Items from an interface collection
'''

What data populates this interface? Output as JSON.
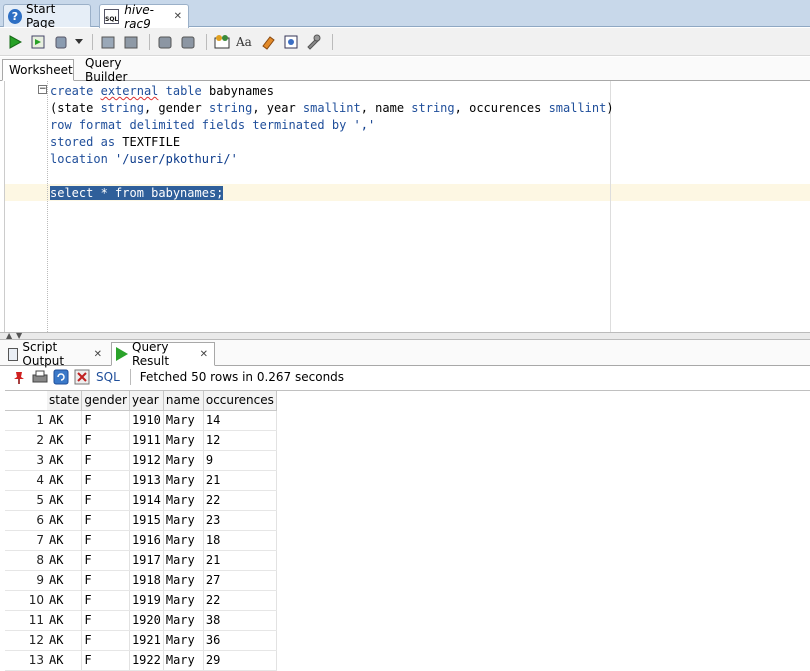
{
  "doc_tabs": [
    {
      "label": "Start Page"
    },
    {
      "label": "hive-rac9"
    }
  ],
  "sub_tabs": [
    "Worksheet",
    "Query Builder"
  ],
  "editor": {
    "lines": [
      "create external table babynames",
      "(state string, gender string, year smallint, name string, occurences smallint)",
      "row format delimited fields terminated by ','",
      "stored as TEXTFILE",
      "location '/user/pkothuri/'",
      "",
      "select * from babynames;"
    ]
  },
  "output_tabs": [
    {
      "label": "Script Output"
    },
    {
      "label": "Query Result"
    }
  ],
  "result_toolbar": {
    "sql_label": "SQL",
    "status": "Fetched 50 rows in 0.267 seconds"
  },
  "grid": {
    "columns": [
      "state",
      "gender",
      "year",
      "name",
      "occurences"
    ],
    "rows": [
      [
        "1",
        "AK",
        "F",
        "1910",
        "Mary",
        "14"
      ],
      [
        "2",
        "AK",
        "F",
        "1911",
        "Mary",
        "12"
      ],
      [
        "3",
        "AK",
        "F",
        "1912",
        "Mary",
        "9"
      ],
      [
        "4",
        "AK",
        "F",
        "1913",
        "Mary",
        "21"
      ],
      [
        "5",
        "AK",
        "F",
        "1914",
        "Mary",
        "22"
      ],
      [
        "6",
        "AK",
        "F",
        "1915",
        "Mary",
        "23"
      ],
      [
        "7",
        "AK",
        "F",
        "1916",
        "Mary",
        "18"
      ],
      [
        "8",
        "AK",
        "F",
        "1917",
        "Mary",
        "21"
      ],
      [
        "9",
        "AK",
        "F",
        "1918",
        "Mary",
        "27"
      ],
      [
        "10",
        "AK",
        "F",
        "1919",
        "Mary",
        "22"
      ],
      [
        "11",
        "AK",
        "F",
        "1920",
        "Mary",
        "38"
      ],
      [
        "12",
        "AK",
        "F",
        "1921",
        "Mary",
        "36"
      ],
      [
        "13",
        "AK",
        "F",
        "1922",
        "Mary",
        "29"
      ]
    ]
  }
}
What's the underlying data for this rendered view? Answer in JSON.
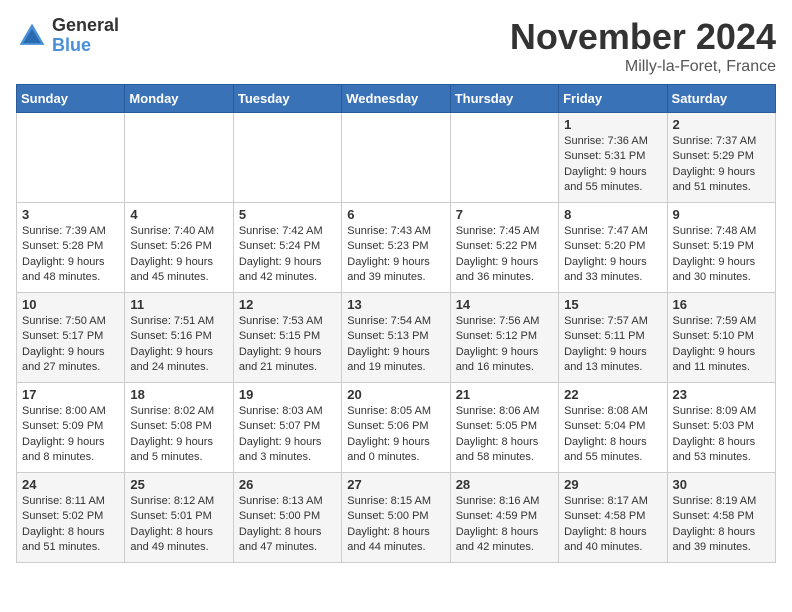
{
  "header": {
    "logo_general": "General",
    "logo_blue": "Blue",
    "month_title": "November 2024",
    "subtitle": "Milly-la-Foret, France"
  },
  "days_of_week": [
    "Sunday",
    "Monday",
    "Tuesday",
    "Wednesday",
    "Thursday",
    "Friday",
    "Saturday"
  ],
  "weeks": [
    [
      {
        "num": "",
        "info": ""
      },
      {
        "num": "",
        "info": ""
      },
      {
        "num": "",
        "info": ""
      },
      {
        "num": "",
        "info": ""
      },
      {
        "num": "",
        "info": ""
      },
      {
        "num": "1",
        "info": "Sunrise: 7:36 AM\nSunset: 5:31 PM\nDaylight: 9 hours\nand 55 minutes."
      },
      {
        "num": "2",
        "info": "Sunrise: 7:37 AM\nSunset: 5:29 PM\nDaylight: 9 hours\nand 51 minutes."
      }
    ],
    [
      {
        "num": "3",
        "info": "Sunrise: 7:39 AM\nSunset: 5:28 PM\nDaylight: 9 hours\nand 48 minutes."
      },
      {
        "num": "4",
        "info": "Sunrise: 7:40 AM\nSunset: 5:26 PM\nDaylight: 9 hours\nand 45 minutes."
      },
      {
        "num": "5",
        "info": "Sunrise: 7:42 AM\nSunset: 5:24 PM\nDaylight: 9 hours\nand 42 minutes."
      },
      {
        "num": "6",
        "info": "Sunrise: 7:43 AM\nSunset: 5:23 PM\nDaylight: 9 hours\nand 39 minutes."
      },
      {
        "num": "7",
        "info": "Sunrise: 7:45 AM\nSunset: 5:22 PM\nDaylight: 9 hours\nand 36 minutes."
      },
      {
        "num": "8",
        "info": "Sunrise: 7:47 AM\nSunset: 5:20 PM\nDaylight: 9 hours\nand 33 minutes."
      },
      {
        "num": "9",
        "info": "Sunrise: 7:48 AM\nSunset: 5:19 PM\nDaylight: 9 hours\nand 30 minutes."
      }
    ],
    [
      {
        "num": "10",
        "info": "Sunrise: 7:50 AM\nSunset: 5:17 PM\nDaylight: 9 hours\nand 27 minutes."
      },
      {
        "num": "11",
        "info": "Sunrise: 7:51 AM\nSunset: 5:16 PM\nDaylight: 9 hours\nand 24 minutes."
      },
      {
        "num": "12",
        "info": "Sunrise: 7:53 AM\nSunset: 5:15 PM\nDaylight: 9 hours\nand 21 minutes."
      },
      {
        "num": "13",
        "info": "Sunrise: 7:54 AM\nSunset: 5:13 PM\nDaylight: 9 hours\nand 19 minutes."
      },
      {
        "num": "14",
        "info": "Sunrise: 7:56 AM\nSunset: 5:12 PM\nDaylight: 9 hours\nand 16 minutes."
      },
      {
        "num": "15",
        "info": "Sunrise: 7:57 AM\nSunset: 5:11 PM\nDaylight: 9 hours\nand 13 minutes."
      },
      {
        "num": "16",
        "info": "Sunrise: 7:59 AM\nSunset: 5:10 PM\nDaylight: 9 hours\nand 11 minutes."
      }
    ],
    [
      {
        "num": "17",
        "info": "Sunrise: 8:00 AM\nSunset: 5:09 PM\nDaylight: 9 hours\nand 8 minutes."
      },
      {
        "num": "18",
        "info": "Sunrise: 8:02 AM\nSunset: 5:08 PM\nDaylight: 9 hours\nand 5 minutes."
      },
      {
        "num": "19",
        "info": "Sunrise: 8:03 AM\nSunset: 5:07 PM\nDaylight: 9 hours\nand 3 minutes."
      },
      {
        "num": "20",
        "info": "Sunrise: 8:05 AM\nSunset: 5:06 PM\nDaylight: 9 hours\nand 0 minutes."
      },
      {
        "num": "21",
        "info": "Sunrise: 8:06 AM\nSunset: 5:05 PM\nDaylight: 8 hours\nand 58 minutes."
      },
      {
        "num": "22",
        "info": "Sunrise: 8:08 AM\nSunset: 5:04 PM\nDaylight: 8 hours\nand 55 minutes."
      },
      {
        "num": "23",
        "info": "Sunrise: 8:09 AM\nSunset: 5:03 PM\nDaylight: 8 hours\nand 53 minutes."
      }
    ],
    [
      {
        "num": "24",
        "info": "Sunrise: 8:11 AM\nSunset: 5:02 PM\nDaylight: 8 hours\nand 51 minutes."
      },
      {
        "num": "25",
        "info": "Sunrise: 8:12 AM\nSunset: 5:01 PM\nDaylight: 8 hours\nand 49 minutes."
      },
      {
        "num": "26",
        "info": "Sunrise: 8:13 AM\nSunset: 5:00 PM\nDaylight: 8 hours\nand 47 minutes."
      },
      {
        "num": "27",
        "info": "Sunrise: 8:15 AM\nSunset: 5:00 PM\nDaylight: 8 hours\nand 44 minutes."
      },
      {
        "num": "28",
        "info": "Sunrise: 8:16 AM\nSunset: 4:59 PM\nDaylight: 8 hours\nand 42 minutes."
      },
      {
        "num": "29",
        "info": "Sunrise: 8:17 AM\nSunset: 4:58 PM\nDaylight: 8 hours\nand 40 minutes."
      },
      {
        "num": "30",
        "info": "Sunrise: 8:19 AM\nSunset: 4:58 PM\nDaylight: 8 hours\nand 39 minutes."
      }
    ]
  ]
}
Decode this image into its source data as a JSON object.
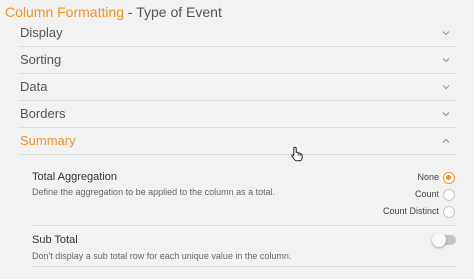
{
  "dialog": {
    "title_accent": "Column Formatting",
    "title_rest": " - Type of Event"
  },
  "accordion": {
    "items": [
      {
        "label": "Display"
      },
      {
        "label": "Sorting"
      },
      {
        "label": "Data"
      },
      {
        "label": "Borders"
      },
      {
        "label": "Summary",
        "expanded": true
      }
    ]
  },
  "summary": {
    "total_aggregation": {
      "label": "Total Aggregation",
      "description": "Define the aggregation to be applied to the column as a total.",
      "options": [
        {
          "label": "None",
          "selected": true
        },
        {
          "label": "Count",
          "selected": false
        },
        {
          "label": "Count Distinct",
          "selected": false
        }
      ]
    },
    "sub_total": {
      "label": "Sub Total",
      "description": "Don't display a sub total row for each unique value in the column.",
      "enabled": false
    }
  },
  "colors": {
    "accent": "#f0912c",
    "text": "#555555",
    "background": "#f2f2f2"
  },
  "icons": {
    "chevron": "chevron-down-icon",
    "chevron_expanded": "chevron-up-icon",
    "cursor": "hand-pointer-icon"
  }
}
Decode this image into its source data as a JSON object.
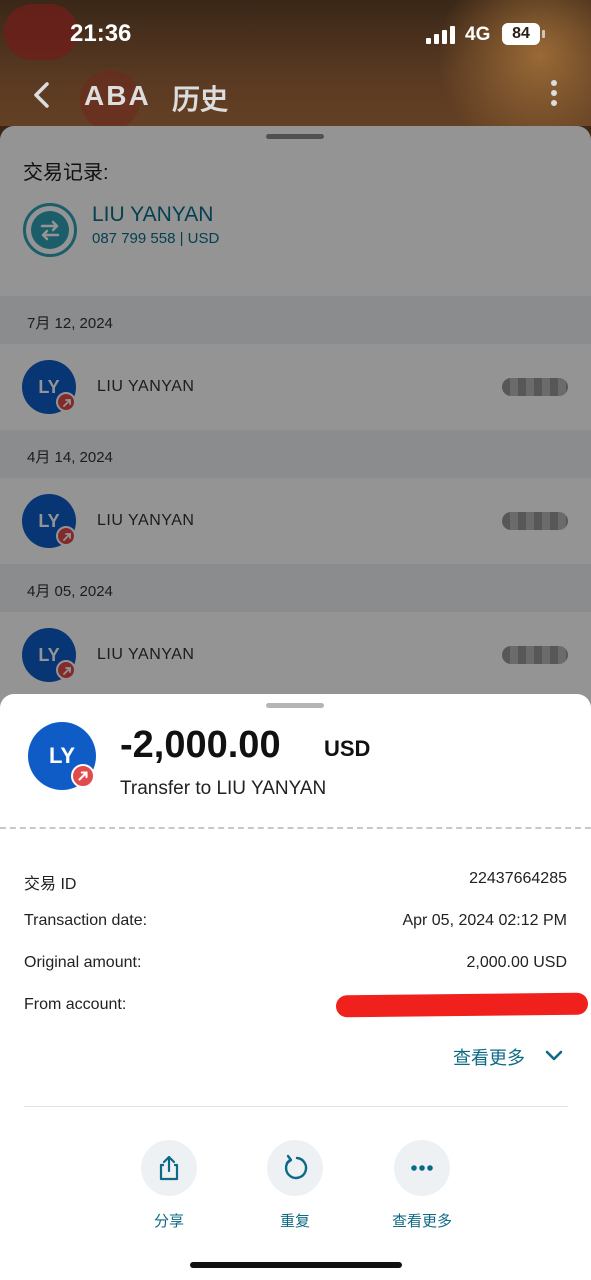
{
  "status_bar": {
    "time": "21:36",
    "network": "4G",
    "battery": "84"
  },
  "nav": {
    "brand": "ABA",
    "title": "历史"
  },
  "history": {
    "section_label": "交易记录:",
    "account_name": "LIU YANYAN",
    "account_sub": "087 799 558 | USD",
    "groups": [
      {
        "date": "7月 12, 2024",
        "avatar": "LY",
        "name": "LIU YANYAN"
      },
      {
        "date": "4月 14, 2024",
        "avatar": "LY",
        "name": "LIU YANYAN"
      },
      {
        "date": "4月 05, 2024",
        "avatar": "LY",
        "name": "LIU YANYAN"
      }
    ]
  },
  "detail": {
    "avatar": "LY",
    "amount": "-2,000.00",
    "currency": "USD",
    "description": "Transfer to LIU YANYAN",
    "fields": [
      {
        "label": "交易 ID",
        "value": "22437664285"
      },
      {
        "label": "Transaction date:",
        "value": "Apr 05, 2024 02:12 PM"
      },
      {
        "label": "Original amount:",
        "value": "2,000.00 USD"
      },
      {
        "label": "From account:",
        "value": ""
      }
    ],
    "see_more": "查看更多",
    "actions": [
      {
        "label": "分享",
        "icon": "share-icon"
      },
      {
        "label": "重复",
        "icon": "repeat-icon"
      },
      {
        "label": "查看更多",
        "icon": "more-horizontal-icon"
      }
    ]
  },
  "colors": {
    "brand_blue": "#0f5cc7",
    "link_teal": "#0d6a86",
    "badge_red": "#e14b4b"
  }
}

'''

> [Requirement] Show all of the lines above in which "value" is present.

> [Task output]
      "description": "Don't display a sub total row for each unique value in the column.",
        "value": "22437664285"
        "value": "Apr 05, 2024 02:12 PM"
        "value": "2,000.00 USD"
        "value": ""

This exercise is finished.